WHAT THE TASK ASKS
The expected answer is every line of the material that contains the word "data".

• • •

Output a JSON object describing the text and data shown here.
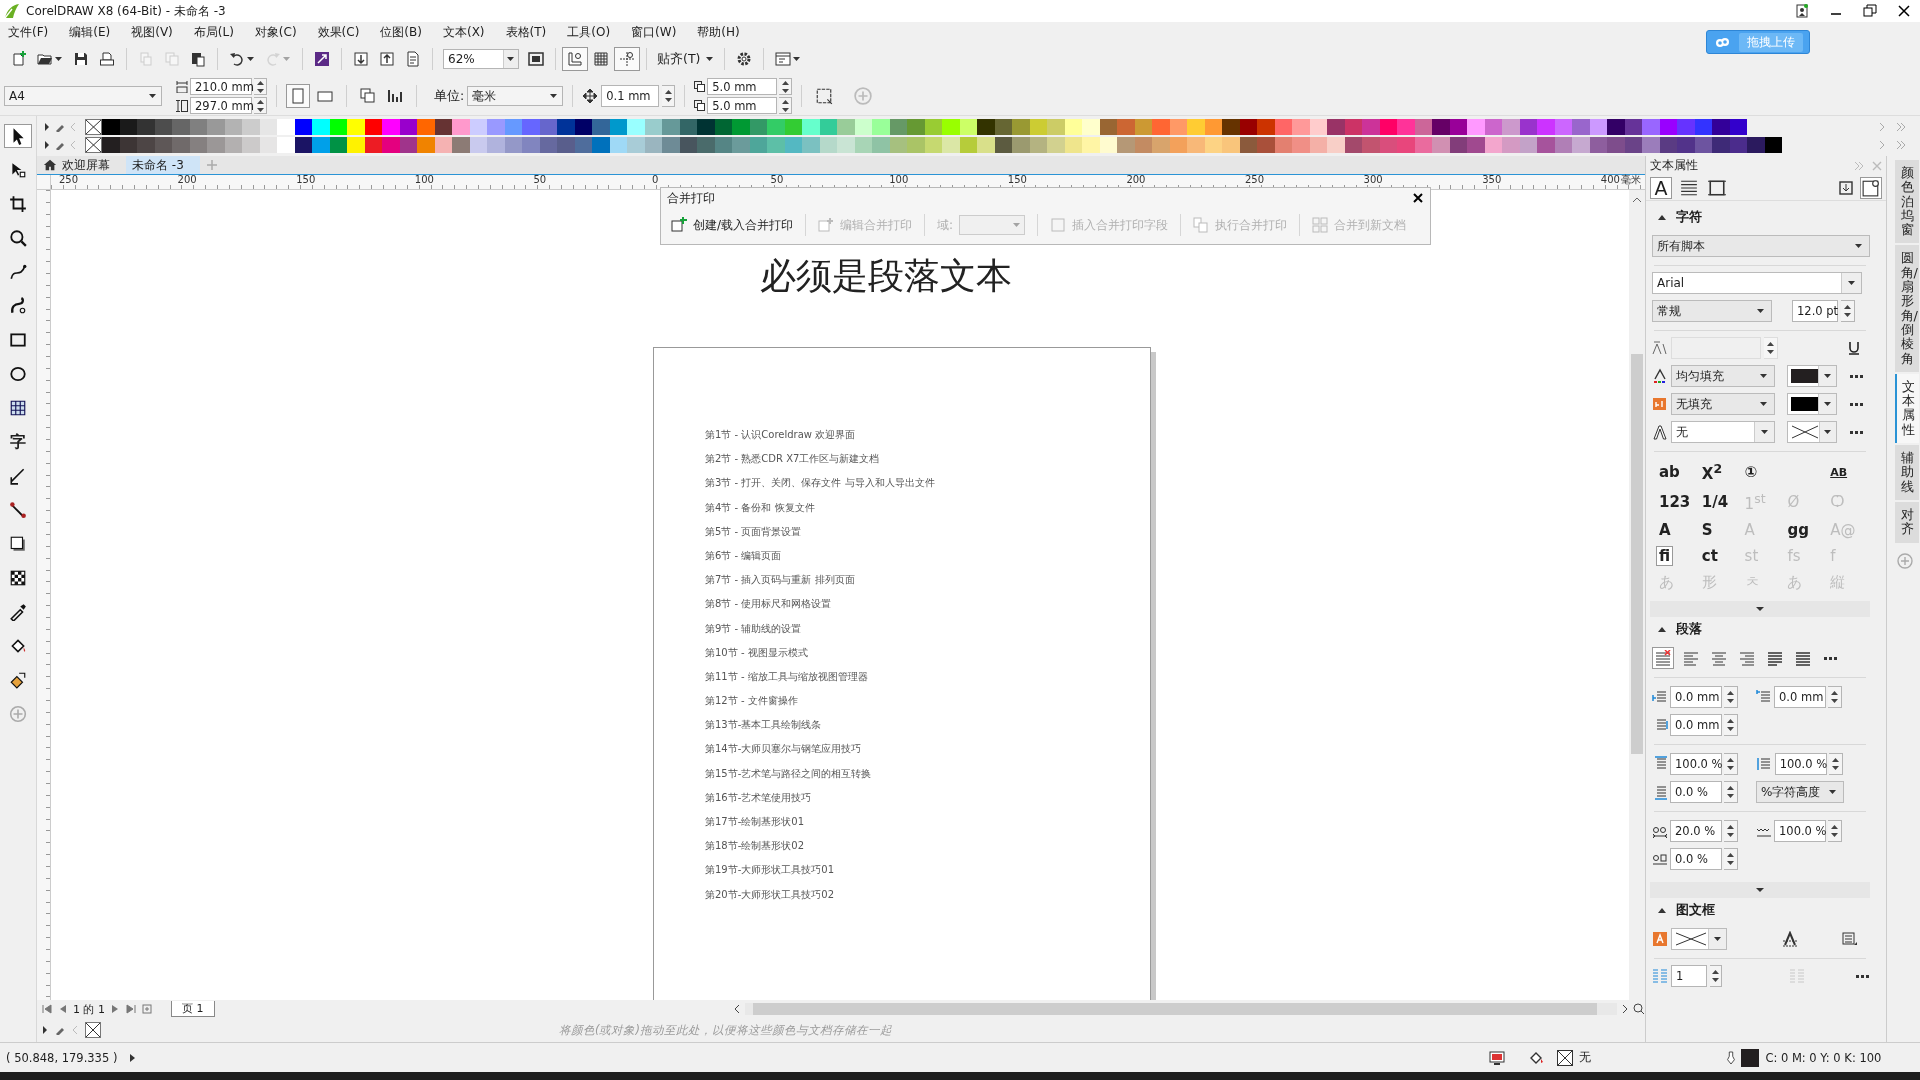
{
  "window": {
    "title": "CorelDRAW X8 (64-Bit) - 未命名 -3"
  },
  "menu": [
    "文件(F)",
    "编辑(E)",
    "视图(V)",
    "布局(L)",
    "对象(C)",
    "效果(C)",
    "位图(B)",
    "文本(X)",
    "表格(T)",
    "工具(O)",
    "窗口(W)",
    "帮助(H)"
  ],
  "upload_button": "拖拽上传",
  "standard_toolbar": [
    [
      {
        "kind": "new",
        "disabled": false
      },
      {
        "kind": "open",
        "disabled": false
      },
      {
        "kind": "save",
        "disabled": false
      },
      {
        "kind": "print",
        "disabled": false
      }
    ],
    [
      {
        "kind": "cut",
        "disabled": true
      },
      {
        "kind": "copy",
        "disabled": true
      },
      {
        "kind": "paste",
        "disabled": false
      }
    ],
    [
      {
        "kind": "undo",
        "disabled": false
      },
      {
        "kind": "redo",
        "disabled": true
      }
    ],
    [
      {
        "kind": "connect",
        "disabled": false
      }
    ],
    [
      {
        "kind": "import",
        "disabled": false
      },
      {
        "kind": "export",
        "disabled": false
      },
      {
        "kind": "pdf",
        "disabled": false
      }
    ],
    [
      {
        "kind": "zoom_level",
        "value": "62%"
      },
      {
        "kind": "fullscreen",
        "disabled": false
      }
    ],
    [
      {
        "kind": "rulers",
        "selected": true
      },
      {
        "kind": "grid",
        "selected": false
      },
      {
        "kind": "guides",
        "selected": true
      }
    ],
    [
      {
        "kind": "snap_menu",
        "label": "贴齐(T)"
      }
    ],
    [
      {
        "kind": "options",
        "disabled": false
      }
    ],
    [
      {
        "kind": "launcher",
        "disabled": false
      }
    ]
  ],
  "property_bar": {
    "page_size": "A4",
    "width": "210.0 mm",
    "height": "297.0 mm",
    "orientation": [
      {
        "kind": "portrait",
        "selected": true
      },
      {
        "kind": "landscape",
        "selected": false
      }
    ],
    "unit_label": "单位:",
    "unit": "毫米",
    "nudge": "0.1 mm",
    "duplicate_x": "5.0 mm",
    "duplicate_y": "5.0 mm"
  },
  "palette": {
    "rows": [
      [
        {
          "color": "#000000"
        },
        {
          "color": "#1a1a1a"
        },
        {
          "color": "#333333"
        },
        {
          "color": "#4d4d4d"
        },
        {
          "color": "#666666"
        },
        {
          "color": "#808080"
        },
        {
          "color": "#999999"
        },
        {
          "color": "#b3b3b3"
        },
        {
          "color": "#cccccc"
        },
        {
          "color": "#e6e6e6"
        },
        {
          "color": "#ffffff"
        },
        {
          "color": "#0000ff"
        },
        {
          "color": "#00ffff"
        },
        {
          "color": "#00ff00"
        },
        {
          "color": "#ffff00"
        },
        {
          "color": "#ff0000"
        },
        {
          "color": "#ff00ff"
        },
        {
          "color": "#9900cc"
        },
        {
          "color": "#ff6600"
        },
        {
          "color": "#663333"
        },
        {
          "color": "#ff99cc"
        },
        {
          "color": "#ccccff"
        },
        {
          "color": "#9999ff"
        },
        {
          "color": "#6699ff"
        },
        {
          "color": "#6666ff"
        },
        {
          "color": "#6666cc"
        },
        {
          "color": "#003399"
        },
        {
          "color": "#000066"
        },
        {
          "color": "#336699"
        },
        {
          "color": "#0099cc"
        },
        {
          "color": "#99ffff"
        },
        {
          "color": "#99cccc"
        },
        {
          "color": "#669999"
        },
        {
          "color": "#336666"
        },
        {
          "color": "#003333"
        },
        {
          "color": "#006633"
        },
        {
          "color": "#009933"
        },
        {
          "color": "#339966"
        },
        {
          "color": "#33cc66"
        },
        {
          "color": "#33cc33"
        },
        {
          "color": "#66ffcc"
        },
        {
          "color": "#33cc99"
        },
        {
          "color": "#99cc99"
        },
        {
          "color": "#ccffcc"
        },
        {
          "color": "#99ff99"
        },
        {
          "color": "#669966"
        },
        {
          "color": "#669933"
        },
        {
          "color": "#99cc33"
        },
        {
          "color": "#99ff00"
        },
        {
          "color": "#ccff66"
        },
        {
          "color": "#333300"
        },
        {
          "color": "#666633"
        },
        {
          "color": "#999933"
        },
        {
          "color": "#cccc33"
        },
        {
          "color": "#cccc66"
        },
        {
          "color": "#ffff99"
        },
        {
          "color": "#ffffcc"
        },
        {
          "color": "#996633"
        },
        {
          "color": "#cc6633"
        },
        {
          "color": "#cc9933"
        },
        {
          "color": "#ff6633"
        },
        {
          "color": "#ff9966"
        },
        {
          "color": "#ffcc33"
        },
        {
          "color": "#ff9933"
        },
        {
          "color": "#663300"
        },
        {
          "color": "#990000"
        },
        {
          "color": "#cc3300"
        },
        {
          "color": "#ff6666"
        },
        {
          "color": "#ff9999"
        },
        {
          "color": "#ffcccc"
        },
        {
          "color": "#993366"
        },
        {
          "color": "#cc3366"
        },
        {
          "color": "#cc3399"
        },
        {
          "color": "#ff0066"
        },
        {
          "color": "#ff3399"
        },
        {
          "color": "#cc6699"
        },
        {
          "color": "#660066"
        },
        {
          "color": "#990099"
        },
        {
          "color": "#ff99ff"
        },
        {
          "color": "#cc66cc"
        },
        {
          "color": "#cc99cc"
        },
        {
          "color": "#9933cc"
        },
        {
          "color": "#cc33ff"
        },
        {
          "color": "#cc66ff"
        },
        {
          "color": "#9966cc"
        },
        {
          "color": "#cc99ff"
        },
        {
          "color": "#330066"
        },
        {
          "color": "#663399"
        },
        {
          "color": "#9966ff"
        },
        {
          "color": "#9900ff"
        },
        {
          "color": "#6633ff"
        },
        {
          "color": "#3333ff"
        },
        {
          "color": "#330099"
        },
        {
          "color": "#3300cc"
        }
      ],
      [
        {
          "color": "#231f20"
        },
        {
          "color": "#3d3535"
        },
        {
          "color": "#4d4545"
        },
        {
          "color": "#5e5757"
        },
        {
          "color": "#706a6a"
        },
        {
          "color": "#858080"
        },
        {
          "color": "#9b9797"
        },
        {
          "color": "#b3b0b0"
        },
        {
          "color": "#cccaca"
        },
        {
          "color": "#e6e5e5"
        },
        {
          "color": "#ffffff"
        },
        {
          "color": "#1b1464"
        },
        {
          "color": "#00a0e9"
        },
        {
          "color": "#009245"
        },
        {
          "color": "#fff200"
        },
        {
          "color": "#ed1c24"
        },
        {
          "color": "#e4007f"
        },
        {
          "color": "#a0348b"
        },
        {
          "color": "#f08300"
        },
        {
          "color": "#f5b2b2"
        },
        {
          "color": "#8c7b75"
        },
        {
          "color": "#c9caee"
        },
        {
          "color": "#b0b3dd"
        },
        {
          "color": "#9498c8"
        },
        {
          "color": "#8185bf"
        },
        {
          "color": "#66699f"
        },
        {
          "color": "#595e8c"
        },
        {
          "color": "#4f6d9c"
        },
        {
          "color": "#0071bc"
        },
        {
          "color": "#9fd9f6"
        },
        {
          "color": "#a8ccd7"
        },
        {
          "color": "#9ab5bf"
        },
        {
          "color": "#6e8b96"
        },
        {
          "color": "#48555e"
        },
        {
          "color": "#4a6b6b"
        },
        {
          "color": "#558585"
        },
        {
          "color": "#6b9b9b"
        },
        {
          "color": "#4ea69a"
        },
        {
          "color": "#5dbfa7"
        },
        {
          "color": "#54b8c2"
        },
        {
          "color": "#7bc1c1"
        },
        {
          "color": "#b5d9ca"
        },
        {
          "color": "#c9e4d4"
        },
        {
          "color": "#a8d5b6"
        },
        {
          "color": "#8fc3a5"
        },
        {
          "color": "#a6c07f"
        },
        {
          "color": "#aac466"
        },
        {
          "color": "#c6d970"
        },
        {
          "color": "#dbe7a6"
        },
        {
          "color": "#b6cc3a"
        },
        {
          "color": "#d9e08a"
        },
        {
          "color": "#5c5b40"
        },
        {
          "color": "#9b9a6f"
        },
        {
          "color": "#b4b381"
        },
        {
          "color": "#d2d18f"
        },
        {
          "color": "#efe58c"
        },
        {
          "color": "#fff5a5"
        },
        {
          "color": "#fffbcf"
        },
        {
          "color": "#b59876"
        },
        {
          "color": "#c38b62"
        },
        {
          "color": "#d8a46c"
        },
        {
          "color": "#f3a15b"
        },
        {
          "color": "#f8b878"
        },
        {
          "color": "#fdd384"
        },
        {
          "color": "#f9c57b"
        },
        {
          "color": "#8b5a3c"
        },
        {
          "color": "#a9503a"
        },
        {
          "color": "#e38070"
        },
        {
          "color": "#f08f86"
        },
        {
          "color": "#f4b0a7"
        },
        {
          "color": "#f8cfc7"
        },
        {
          "color": "#a3496b"
        },
        {
          "color": "#c2546f"
        },
        {
          "color": "#d94e7c"
        },
        {
          "color": "#e8467c"
        },
        {
          "color": "#ea6b9e"
        },
        {
          "color": "#d190b2"
        },
        {
          "color": "#823d7a"
        },
        {
          "color": "#a0498f"
        },
        {
          "color": "#f3a6cd"
        },
        {
          "color": "#d49ac3"
        },
        {
          "color": "#c3a2c8"
        },
        {
          "color": "#a6539c"
        },
        {
          "color": "#b07fb6"
        },
        {
          "color": "#c6a9d0"
        },
        {
          "color": "#8e5e9e"
        },
        {
          "color": "#7e4d8c"
        },
        {
          "color": "#6a4388"
        },
        {
          "color": "#9b7dbb"
        },
        {
          "color": "#5a3b83"
        },
        {
          "color": "#52338a"
        },
        {
          "color": "#6d54a0"
        },
        {
          "color": "#3e2a77"
        },
        {
          "color": "#4b2c8c"
        },
        {
          "color": "#2b1a5e"
        },
        {
          "color": "#000000"
        }
      ]
    ]
  },
  "toolbox": [
    {
      "kind": "pick",
      "selected": true
    },
    {
      "kind": "shape",
      "selected": false
    },
    {
      "kind": "crop",
      "selected": false
    },
    {
      "kind": "zoom",
      "selected": false
    },
    {
      "kind": "freehand",
      "selected": false
    },
    {
      "kind": "artistic",
      "selected": false
    },
    {
      "kind": "rect",
      "selected": false
    },
    {
      "kind": "ellipse",
      "selected": false
    },
    {
      "kind": "graph",
      "selected": false
    },
    {
      "kind": "text",
      "label": "字",
      "selected": false
    },
    {
      "kind": "dimension",
      "selected": false
    },
    {
      "kind": "connector",
      "selected": false
    },
    {
      "kind": "shadow",
      "selected": false
    },
    {
      "kind": "transparency",
      "selected": false
    },
    {
      "kind": "eyedropper",
      "selected": false
    },
    {
      "kind": "fill",
      "selected": false
    },
    {
      "kind": "smartfill",
      "selected": false
    },
    {
      "kind": "add",
      "selected": false
    }
  ],
  "document_tabs": [
    {
      "kind": "home",
      "label": "欢迎屏幕",
      "selected": false
    },
    {
      "kind": "document",
      "label": "未命名 -3",
      "selected": true
    }
  ],
  "ruler": {
    "labels": [
      "250",
      "200",
      "150",
      "100",
      "50",
      "0",
      "50",
      "100",
      "150",
      "200",
      "250",
      "300",
      "350",
      "400"
    ],
    "unit": "毫米"
  },
  "merge_print": {
    "title": "合并打印",
    "items": [
      {
        "kind": "button",
        "label": "创建/载入合并打印",
        "disabled": false
      },
      {
        "kind": "button",
        "label": "编辑合并打印",
        "disabled": true
      },
      {
        "kind": "field",
        "label": "域:",
        "disabled": true
      },
      {
        "kind": "button",
        "label": "插入合并打印字段",
        "disabled": true
      },
      {
        "kind": "button",
        "label": "执行合并打印",
        "disabled": true
      },
      {
        "kind": "button",
        "label": "合并到新文档",
        "disabled": true
      }
    ]
  },
  "canvas": {
    "heading": "必须是段落文本",
    "page_lines": [
      "第1节 - 认识Coreldraw 欢迎界面",
      "第2节 - 熟悉CDR X7工作区与新建文档",
      "第3节 - 打开、关闭、保存文件 与导入和人导出文件",
      "第4节 - 备份和 恢复文件",
      "第5节 - 页面背景设置",
      "第6节 - 编辑页面",
      "第7节 - 插入页码与重新 排列页面",
      "第8节 - 使用标尺和网格设置",
      "第9节 - 辅助线的设置",
      "第10节 - 视图显示模式",
      "第11节 - 缩放工具与缩放视图管理器",
      "第12节 - 文件窗操作",
      "第13节-基本工具绘制线条",
      "第14节-大师贝塞尔与钢笔应用技巧",
      "第15节-艺术笔与路径之间的相互转换",
      "第16节-艺术笔使用技巧",
      "第17节-绘制基形状01",
      "第18节-绘制基形状02",
      "第19节-大师形状工具技巧01",
      "第20节-大师形状工具技巧02"
    ]
  },
  "page_navigator": {
    "position": "1 的 1",
    "pages": [
      {
        "label": "页 1",
        "selected": true
      }
    ]
  },
  "document_palette": {
    "hint": "将颜色(或对象)拖动至此处，以便将这些颜色与文档存储在一起"
  },
  "docker": {
    "title": "文本属性",
    "tabs": [
      {
        "kind": "character",
        "label": "A",
        "selected": true
      },
      {
        "kind": "paragraph",
        "selected": false
      },
      {
        "kind": "frame",
        "selected": false
      }
    ],
    "character": {
      "title": "字符",
      "expanded": true,
      "script": "所有脚本",
      "font": "Arial",
      "style": "常规",
      "size": "12.0 pt",
      "fill_type": "均匀填充",
      "background_fill": "无填充",
      "outline": "无",
      "opentype": [
        [
          {
            "label": "ab",
            "disabled": false
          },
          {
            "label": "X$^{2}$",
            "disabled": false
          },
          {
            "label": "①",
            "disabled": false
          },
          {
            "label": "AB",
            "disabled": false
          }
        ],
        [
          {
            "label": "123",
            "disabled": false
          },
          {
            "label": "1/4",
            "disabled": false
          },
          {
            "label": "1$^{st}$",
            "disabled": true
          },
          {
            "label": "Ø",
            "disabled": true
          },
          {
            "label": "Ѻ",
            "disabled": true
          }
        ],
        [
          {
            "label": "A",
            "disabled": false
          },
          {
            "label": "S",
            "disabled": false
          },
          {
            "label": "A",
            "disabled": true
          },
          {
            "label": "gg",
            "disabled": false
          },
          {
            "label": "A@",
            "disabled": true
          }
        ],
        [
          {
            "label": "ﬁ",
            "disabled": false,
            "selected": true
          },
          {
            "label": "ct",
            "disabled": false,
            "selected": false
          },
          {
            "label": "st",
            "disabled": true,
            "selected": false
          },
          {
            "label": "fs",
            "disabled": true,
            "selected": false
          },
          {
            "label": "f",
            "disabled": true,
            "selected": false
          }
        ],
        [
          {
            "label": "あ",
            "disabled": true
          },
          {
            "label": "形",
            "disabled": true
          },
          {
            "label": "ㅊ",
            "disabled": true
          },
          {
            "label": "あ",
            "disabled": true
          },
          {
            "label": "縦",
            "disabled": true
          }
        ]
      ]
    },
    "paragraph": {
      "title": "段落",
      "expanded": true,
      "alignment": [
        {
          "kind": "none",
          "selected": true
        },
        {
          "kind": "left",
          "selected": false
        },
        {
          "kind": "center",
          "selected": false
        },
        {
          "kind": "right",
          "selected": false
        },
        {
          "kind": "full",
          "selected": false
        },
        {
          "kind": "force",
          "selected": false
        }
      ],
      "left_indent": "0.0 mm",
      "first_line_indent": "0.0 mm",
      "right_indent": "0.0 mm",
      "before_spacing": "100.0 %",
      "line_spacing": "100.0 %",
      "after_spacing": "0.0 %",
      "spacing_unit": "%字符高度",
      "char_spacing": "20.0 %",
      "word_spacing": "100.0 %",
      "language_spacing": "0.0 %"
    },
    "frame": {
      "title": "图文框",
      "expanded": true,
      "columns": "1"
    }
  },
  "side_tabs": [
    {
      "label": "颜色泊坞窗",
      "selected": false
    },
    {
      "label": "圆角/扇形角/倒棱角",
      "selected": false
    },
    {
      "label": "文本属性",
      "selected": true
    },
    {
      "label": "辅助线",
      "selected": false
    },
    {
      "label": "对齐",
      "selected": false
    }
  ],
  "status_bar": {
    "coordinates": "( 50.848, 179.335 )",
    "fill": "无",
    "outline": "C: 0 M: 0 Y: 0 K: 100"
  }
}
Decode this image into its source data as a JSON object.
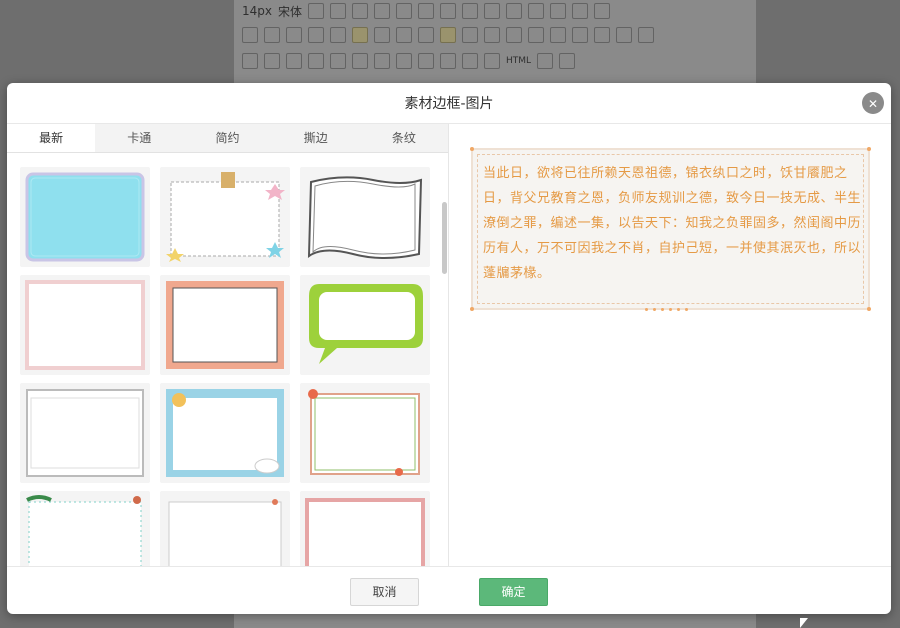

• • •

TASK OUTPUT
Output a JSON object describing the text and data shown here.
Decode this image into its source data as a JSON object.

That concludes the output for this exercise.